London Transport Data


Data about transport in London!

Traffic speeds and congestion by region

Last month the Department for Transport published new quarterly statistics on congestion on local authority ‘A’ roads, which include most motorways and carry about 80% of all traffic in England. The chart below shows trends in average speeds (and by implication, congestion) in each region during the equivalent quarter of each year back to 2008 (click for full size).

This illustrates a few points:

  • Congestion is much higher in London than in any other region, unsurprisingly.
  • However, London is the only region where congestion did not worsen between 2008 and 2010 (as shown by lower speeds).
  • However however, speeds increased and congestion fell in every region apart from London between 2011 and 2012.

To what extent this latter trend is due to transport policies or to factors such as different weather conditions or different economic fortunes is open to speculation.

Filed under: Data, DfT, Historic, Regions, Traffic

Live traffic speeds from Google Maps

Google Maps includes a ‘live traffic’ feature which apparently exploits crowdsourced data from GPS-enabled phones to estimate traffic speeds on main roads. There’s a screengrab (click to embiggen) of central London below, with the light colours indicating higher speeds. The coverage is a little patchy as it presumably depends on there being enough GPS-enabled phones moving around for it to work.

This isn’t really ‘data’ in the sense that we usually cover on this blog as it is proprietary and, thus far, not reusable. But you can see how the underlying database could be very useful for transport planning or road safety purposes.

Filed under: Commercial, Live, London, Traffic

Pedestrian Countdown Trial: Unpublished Appendices

The Pedestrian Countdown trial was conducted in 2010 for Transport for London by consultancy Transport Research Laboratory (TRL).

The “blackout” phase used at pedestrian junctions where neither the green nor red man is showing was replaced by a “countdown” phase, where a timer counts down the seconds that pedestrians have to finish crossing the road.

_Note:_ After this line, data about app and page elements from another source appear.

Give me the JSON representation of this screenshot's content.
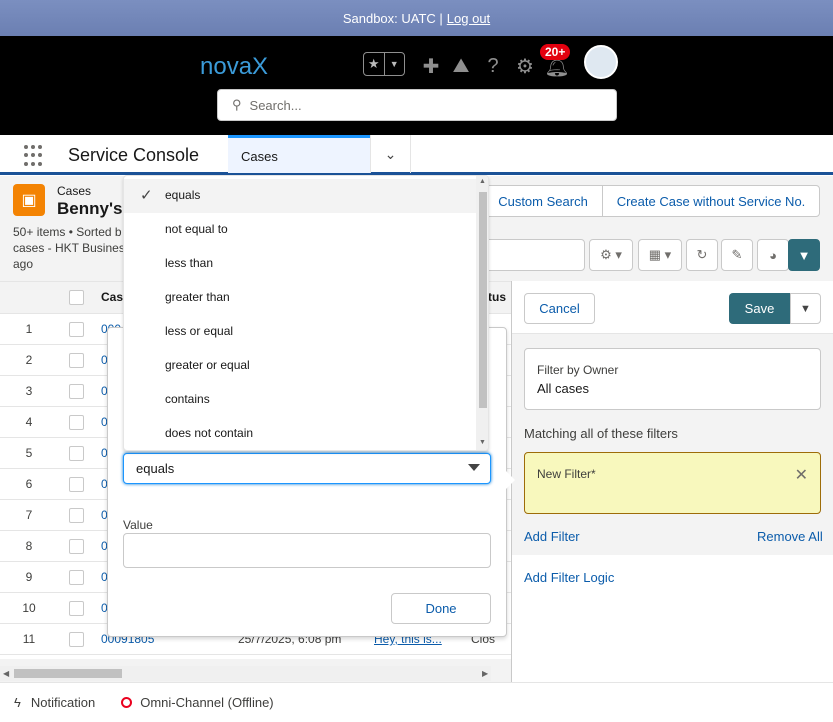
{
  "sandbox": {
    "text": "Sandbox: UATC |",
    "logout": "Log out"
  },
  "header": {
    "logo": "novaX",
    "notification_count": "20+",
    "search_placeholder": "Search..."
  },
  "appnav": {
    "app_name": "Service Console",
    "tab_label": "Cases"
  },
  "list": {
    "object_label": "Cases",
    "title": "Benny's",
    "meta": "50+ items • Sorted b cases - HKT Business ago",
    "buttons": [
      "Custom Search",
      "Create Case without Service No."
    ],
    "col_case": "Case",
    "col_status": "tus",
    "rows": [
      {
        "n": "1",
        "case": "000"
      },
      {
        "n": "2",
        "case": "0"
      },
      {
        "n": "3",
        "case": "0"
      },
      {
        "n": "4",
        "case": "0"
      },
      {
        "n": "5",
        "case": "0"
      },
      {
        "n": "6",
        "case": "0"
      },
      {
        "n": "7",
        "case": "0"
      },
      {
        "n": "8",
        "case": "0"
      },
      {
        "n": "9",
        "case": "0"
      },
      {
        "n": "10",
        "case": "0"
      },
      {
        "n": "11",
        "case": "00091805",
        "date": "25/7/2025, 6:08 pm",
        "subject": "Hey, this is...",
        "status": "Clos"
      }
    ]
  },
  "filter_panel": {
    "cancel": "Cancel",
    "save": "Save",
    "owner_label": "Filter by Owner",
    "owner_value": "All cases",
    "matching_label": "Matching all of these filters",
    "new_filter": "New Filter*",
    "add_filter": "Add Filter",
    "remove_all": "Remove All",
    "add_logic": "Add Filter Logic"
  },
  "popover": {
    "operator_value": "equals",
    "value_label": "Value",
    "value_input": "",
    "done": "Done",
    "options": [
      "equals",
      "not equal to",
      "less than",
      "greater than",
      "less or equal",
      "greater or equal",
      "contains",
      "does not contain"
    ],
    "selected_index": 0
  },
  "utility": {
    "notification": "Notification",
    "omni": "Omni-Channel (Offline)"
  }
}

A number of other changes were also made to signal timings, for both road traffic and pedestrians. The following is a summary:

Pedestrian phases

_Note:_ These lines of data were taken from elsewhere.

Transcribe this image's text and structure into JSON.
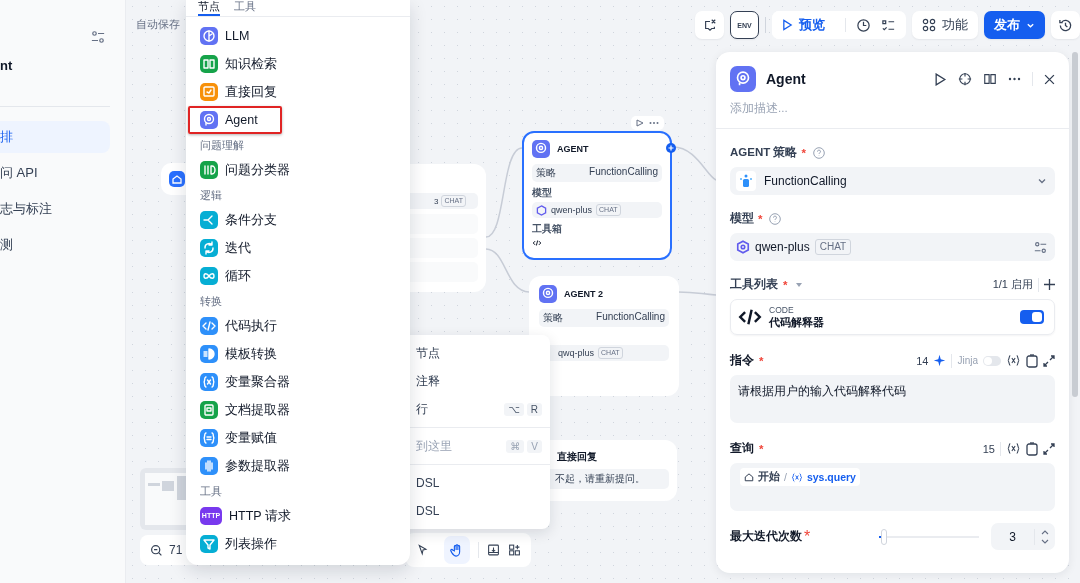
{
  "sidebar": {
    "title": "nt",
    "items": [
      {
        "label": "排",
        "selected": true
      },
      {
        "label": "问 API",
        "selected": false
      },
      {
        "label": "志与标注",
        "selected": false
      },
      {
        "label": "测",
        "selected": false
      }
    ]
  },
  "autosave": "自动保存",
  "node_menu": {
    "tabs": [
      {
        "label": "节点",
        "selected": true
      },
      {
        "label": "工具",
        "selected": false
      }
    ],
    "groups": [
      {
        "items": [
          {
            "label": "LLM",
            "color": "#6172f3",
            "marked": false
          },
          {
            "label": "知识检索",
            "color": "#16a34a",
            "marked": false
          },
          {
            "label": "直接回复",
            "color": "#f79009",
            "marked": false
          },
          {
            "label": "Agent",
            "color": "#6172f3",
            "marked": true
          }
        ]
      },
      {
        "heading": "问题理解",
        "items": [
          {
            "label": "问题分类器",
            "color": "#16a34a",
            "marked": false
          }
        ]
      },
      {
        "heading": "逻辑",
        "items": [
          {
            "label": "条件分支",
            "color": "#06aed4",
            "marked": false
          },
          {
            "label": "迭代",
            "color": "#06aed4",
            "marked": false
          },
          {
            "label": "循环",
            "color": "#06aed4",
            "marked": false
          }
        ]
      },
      {
        "heading": "转换",
        "items": [
          {
            "label": "代码执行",
            "color": "#2e90fa",
            "marked": false
          },
          {
            "label": "模板转换",
            "color": "#2e90fa",
            "marked": false
          },
          {
            "label": "变量聚合器",
            "color": "#2e90fa",
            "marked": false
          },
          {
            "label": "文档提取器",
            "color": "#16a34a",
            "marked": false
          },
          {
            "label": "变量赋值",
            "color": "#2e90fa",
            "marked": false
          },
          {
            "label": "参数提取器",
            "color": "#2e90fa",
            "marked": false
          }
        ]
      },
      {
        "heading": "工具",
        "items": [
          {
            "label": "HTTP 请求",
            "color": "#7839ee",
            "marked": false,
            "icon_text": "HTTP"
          },
          {
            "label": "列表操作",
            "color": "#06aed4",
            "marked": false
          }
        ]
      }
    ]
  },
  "canvas": {
    "partial_node": {
      "model_tail": "3",
      "tag": "CHAT"
    },
    "agent_nodes": [
      {
        "title": "AGENT",
        "selected": true,
        "strategy_label": "策略",
        "strategy": "FunctionCalling",
        "model_label": "模型",
        "model": "qwen-plus",
        "tag": "CHAT",
        "tools_label": "工具箱"
      },
      {
        "title": "AGENT 2",
        "selected": false,
        "strategy_label": "策略",
        "strategy": "FunctionCalling",
        "model": "qwq-plus",
        "tag": "CHAT"
      }
    ],
    "answer_node": {
      "title": "直接回复",
      "text": "不起，请重新提问。"
    },
    "zoom": "71",
    "tools": [
      {
        "selected": false
      },
      {
        "selected": true
      }
    ]
  },
  "context_menu": [
    {
      "label": "节点",
      "disabled": false
    },
    {
      "label": "注释",
      "disabled": false
    },
    {
      "label": "行",
      "disabled": false,
      "keys": [
        "⌥",
        "R"
      ]
    },
    {
      "label": "到这里",
      "disabled": true,
      "keys": [
        "⌘",
        "V"
      ]
    },
    {
      "label": "DSL",
      "disabled": false
    },
    {
      "label": "DSL",
      "disabled": false
    }
  ],
  "top_bar": {
    "env": "ENV",
    "preview": "预览",
    "features": "功能",
    "publish": "发布"
  },
  "panel": {
    "title": "Agent",
    "description_placeholder": "添加描述...",
    "strategy": {
      "label": "AGENT 策略",
      "required_mark": "*",
      "value": "FunctionCalling"
    },
    "model": {
      "label": "模型",
      "required_mark": "*",
      "value": "qwen-plus",
      "tag": "CHAT"
    },
    "tools": {
      "label": "工具列表",
      "required_mark": "*",
      "count": "1/1 启用",
      "items": [
        {
          "provider": "CODE",
          "name": "代码解释器",
          "on": true
        }
      ]
    },
    "instruction": {
      "label": "指令",
      "required_mark": "*",
      "count": "14",
      "jinja": {
        "label": "Jinja",
        "on": false
      },
      "value": "请根据用户的输入代码解释代码"
    },
    "query": {
      "label": "查询",
      "required_mark": "*",
      "count": "15",
      "node": "开始",
      "separator": "/",
      "variable": "sys.query"
    },
    "max_iterations": {
      "label": "最大迭代次数",
      "required_mark": "*",
      "level": 0.05,
      "value": "3"
    }
  }
}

Green man




Pedestrian red


Total pedestrian time


Road traffic phases




– “Pedestrian red” is the grace period at the end of the pedestrian phase where the red man appears but road traffic signals are still red.

– “Blackout” is the period for pedestrians after the green man where there is no green or red man showing, and is the phase wholly replaced with Countdown.

Changes in time

We have composed the following graphs with data from the TRL Technical Appendices (see below), which show average changes to both pedestrians and road traffic timings across all sites:

Changes to pedestrian time

Changes to road traffic time

N.B. “After” in the pedestrian phase is the “After 1” trial, immediately after PcATS is installed. The appendices do not contain the figures for the tweaked “After 2” trial, three months later, though we are told the green time is the same. We can infer from the decreased green and increased red time that road traffic faces in the After 2 trial (compared to After 1) that either blackout/countdown or pedestrian red time (or both) is slightly increased.


Transport for London published a summary report following the trial:

Pedestrian Countdown Project Report

It contains several unpublished appendices which we have obtained through Freedom of Information request and publish here for your perusal.

PCaTS Technical Appendices

Appendix A – Site Maps

Appendix B – Questionnaires

Appendix C – Additional Video  and Observation Data

Appendix D – Glossary of Terms

Filed under: 2010, Report, Safety, TfL, Traffic

Trends in motor vehicle traffic in London

The Department for Transport published new estimates of motor vehicle traffic yesterday, covering the years up to 2010 and quarters up to Q1 2011. There are a range of accompanying data tables but we have picked out a few trends specific to London. All the charts below show indexed annual trends, with 1993 set to 100.

Traffic in London and England
Overall motor vehicle has fallen for three years in a row in both London and England as a whole, but in London this was preceded by a nine-year stretch of basically flat traffic levels, while traffic continued to grow quite strongly in England as a whole.

Traffic in Inner and Outer London
Within London there has been a clear divergence in the traffic trend between Inner and Outer London. Between 1999 and 2007 traffic grew slightly in Outer London and fell slightly in Inner London, while since 2007 traffic has fallen in both areas, but faster in the inner city.

Car vs non-car motor vehicle traffic in London
Car traffic in London as a whole has been falling since 2002, while non-car motorised traffic continued growing strongly until 2007, from which point it has dropped sharply in the last three years.

You can download the data for the charts in CSV format here.

Filed under: Data, DfT, England, Historic, London, Traffic,